It is interesting to note, however, that BF has a true soul in the United States and can look back on traditions which are deeply rooted in the collective spirit, as it follows the traditional Thanksgiving meal (created in 1789). In Europe, there is no such background, BF still lacks popularity, as well as a little DNA.
From the retailer’s point of view
Some retailers consider the BF season as “forced cannibalism”. In other words, they are forced to face consumer demand even if logistical, human and budgetary resources are difficult to mobilise. Although the event may seem to disrupt the Christmas shopping season, as well as the sales at the end of the year, causing an apparent loss of earnings for retailers during this period, BF compensates any such losses by generating additional revenue.
What is certain is that BF causes a budgetary impact on planning. Fully aware that the annual budgets dedicated to one-off actions are not infinite, retailers tend to focus on traditional events, as one-off actions tend to lose pace over time. It is therefore more advantageous to focus on what ensures results, to follow new trends and above all, to be ready for demand.
Will other similar phenomena appear in the retail agenda?

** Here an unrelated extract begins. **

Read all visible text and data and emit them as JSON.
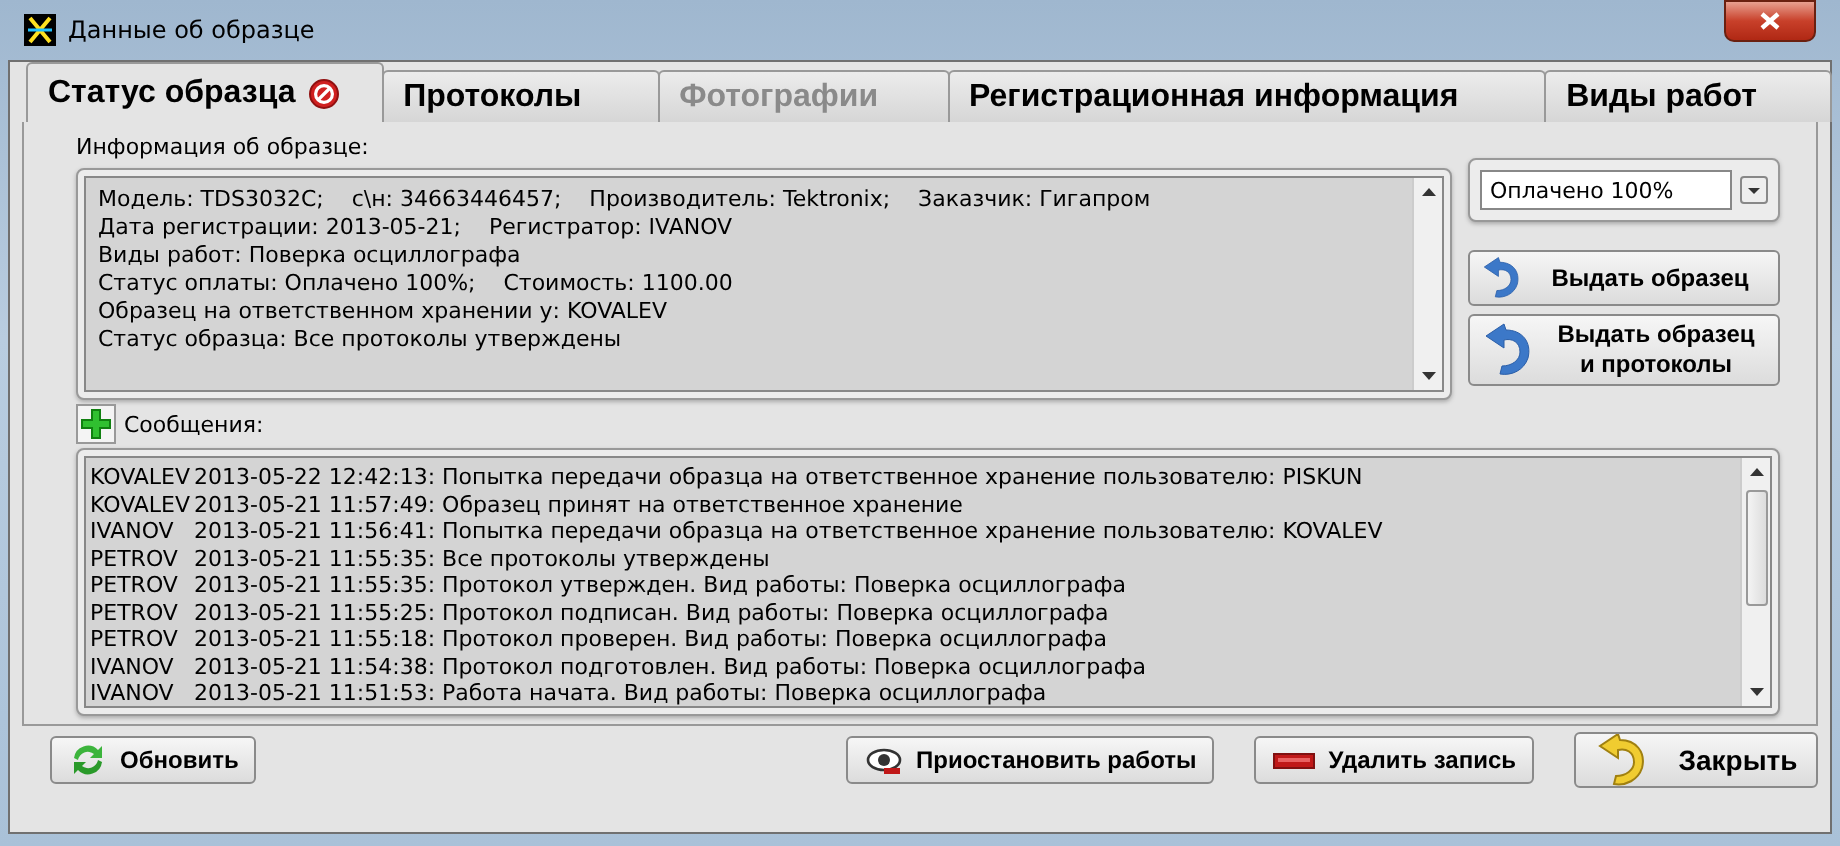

Presumably, as in any case, there is no evidence to the contrary. Indeed, consumers and society are changing, and we only have to take a step back to observe that the consumption patterns 30 years ago no longer work the same way in 2018.
In recent years, several new retail events have emerged, such as :

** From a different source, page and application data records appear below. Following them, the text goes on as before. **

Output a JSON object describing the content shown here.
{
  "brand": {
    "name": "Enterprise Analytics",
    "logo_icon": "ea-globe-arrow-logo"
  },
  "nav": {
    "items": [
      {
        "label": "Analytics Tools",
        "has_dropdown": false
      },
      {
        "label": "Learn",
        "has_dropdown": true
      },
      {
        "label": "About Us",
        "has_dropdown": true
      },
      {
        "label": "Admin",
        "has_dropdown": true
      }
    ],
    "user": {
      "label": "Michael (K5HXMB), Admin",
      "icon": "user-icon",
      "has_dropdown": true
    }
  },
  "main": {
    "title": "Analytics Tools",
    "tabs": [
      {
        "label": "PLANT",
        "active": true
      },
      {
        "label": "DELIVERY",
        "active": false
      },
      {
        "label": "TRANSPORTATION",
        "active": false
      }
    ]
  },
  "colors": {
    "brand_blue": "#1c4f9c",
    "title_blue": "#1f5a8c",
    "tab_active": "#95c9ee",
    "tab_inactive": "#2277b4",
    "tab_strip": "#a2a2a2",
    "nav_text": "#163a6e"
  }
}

- The Single Day is experiencing an unprecedented frenzy in China. The “Singles Day” occurs on November 11 (as this date contains a sequence of “1”: 11/11) and it achieved the billion-dollar mark in two minutes during its 2017 edition.
- Amazon’s Prime Day, which was launched in 2015 to celebrate Amazon’s 20th anniversary and offers Amazon Prime customers incredible discounts.

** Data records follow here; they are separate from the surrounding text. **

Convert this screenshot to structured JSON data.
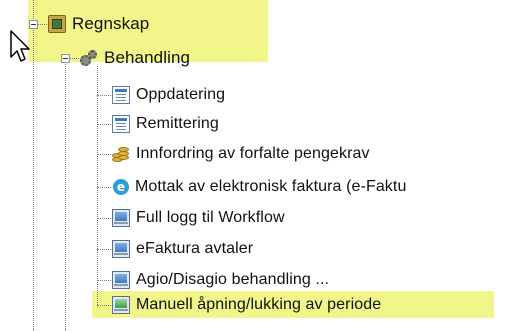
{
  "tree": {
    "root": {
      "label": "Regnskap",
      "icon": "registry-folder-icon"
    },
    "group": {
      "label": "Behandling",
      "icon": "gears-icon"
    },
    "items": [
      {
        "label": "Oppdatering",
        "icon": "document-icon"
      },
      {
        "label": "Remittering",
        "icon": "document-icon"
      },
      {
        "label": "Innfordring av forfalte pengekrav",
        "icon": "coins-icon"
      },
      {
        "label": "Mottak av elektronisk faktura (e-Faktu",
        "icon": "e-invoice-icon"
      },
      {
        "label": "Full logg til Workflow",
        "icon": "monitor-icon"
      },
      {
        "label": "eFaktura avtaler",
        "icon": "monitor-icon"
      },
      {
        "label": "Agio/Disagio behandling ...",
        "icon": "monitor-icon"
      },
      {
        "label": "Manuell åpning/lukking av periode",
        "icon": "monitor-icon"
      }
    ]
  },
  "colors": {
    "highlight": "#f2f58a",
    "tree_line": "#7a7a7a",
    "text": "#111111"
  }
}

- French Days, recently created by six French e-merchants, which, according to Wikipedia, is a “French Black Friday”.
It is important to keep in mind that not everything can be predicted and that significant changes can occur overnight. Another example that will perhaps mean more to the Swiss: The Magic Pass, which has completely disrupted the ski-pass market in Switzerland. This is why retailers need to listen to the market and adapt their offers to the market.
Is BF applicable to any sector?
Yes. Similar to Valentine’s Day, sales or Christmas, BF is a retail event that sets the pace of the year. Obviously, the best sales results occur mainly in the electronics, fashion, cosmetics and home furnishings sectors, however, based on the principle that anything can be sold, this could relate to any sector.
This is the main challenge: knowing how to take advantage of the available marketing leverage to place the right offer at the right time. Obviously, consumers are smart, they are well informed, and we should not force sales on them. As long as BF retains a positive image, any type of promotion is valid, as long as it respects the consumer.
In fact, the BF is mainly intended for the sale of products and much less for services. Over time, it will become customary to observe sports halls, museums, communication agencies or accountants participating in BF. More surprising, many craftsmen we would never imagine, also played the game: cheesemakers, butchers, chocolate makers etc.
Overall, BF is therefore a retail event which is perfectly suited to retailers and eMerchants, regardless of their industry. The key words for a successful BF: respect (never engage in forced sales) and a thrilling experience.
Judging by consumers’ feelings and emotional involvement, it is safe to assume that “Black Friday” will last for quite a few years to come.
Convinced? Would you like this global event to work in YOUR favour? Contact us, we would be delighted to help you promote your products/services during Black Friday.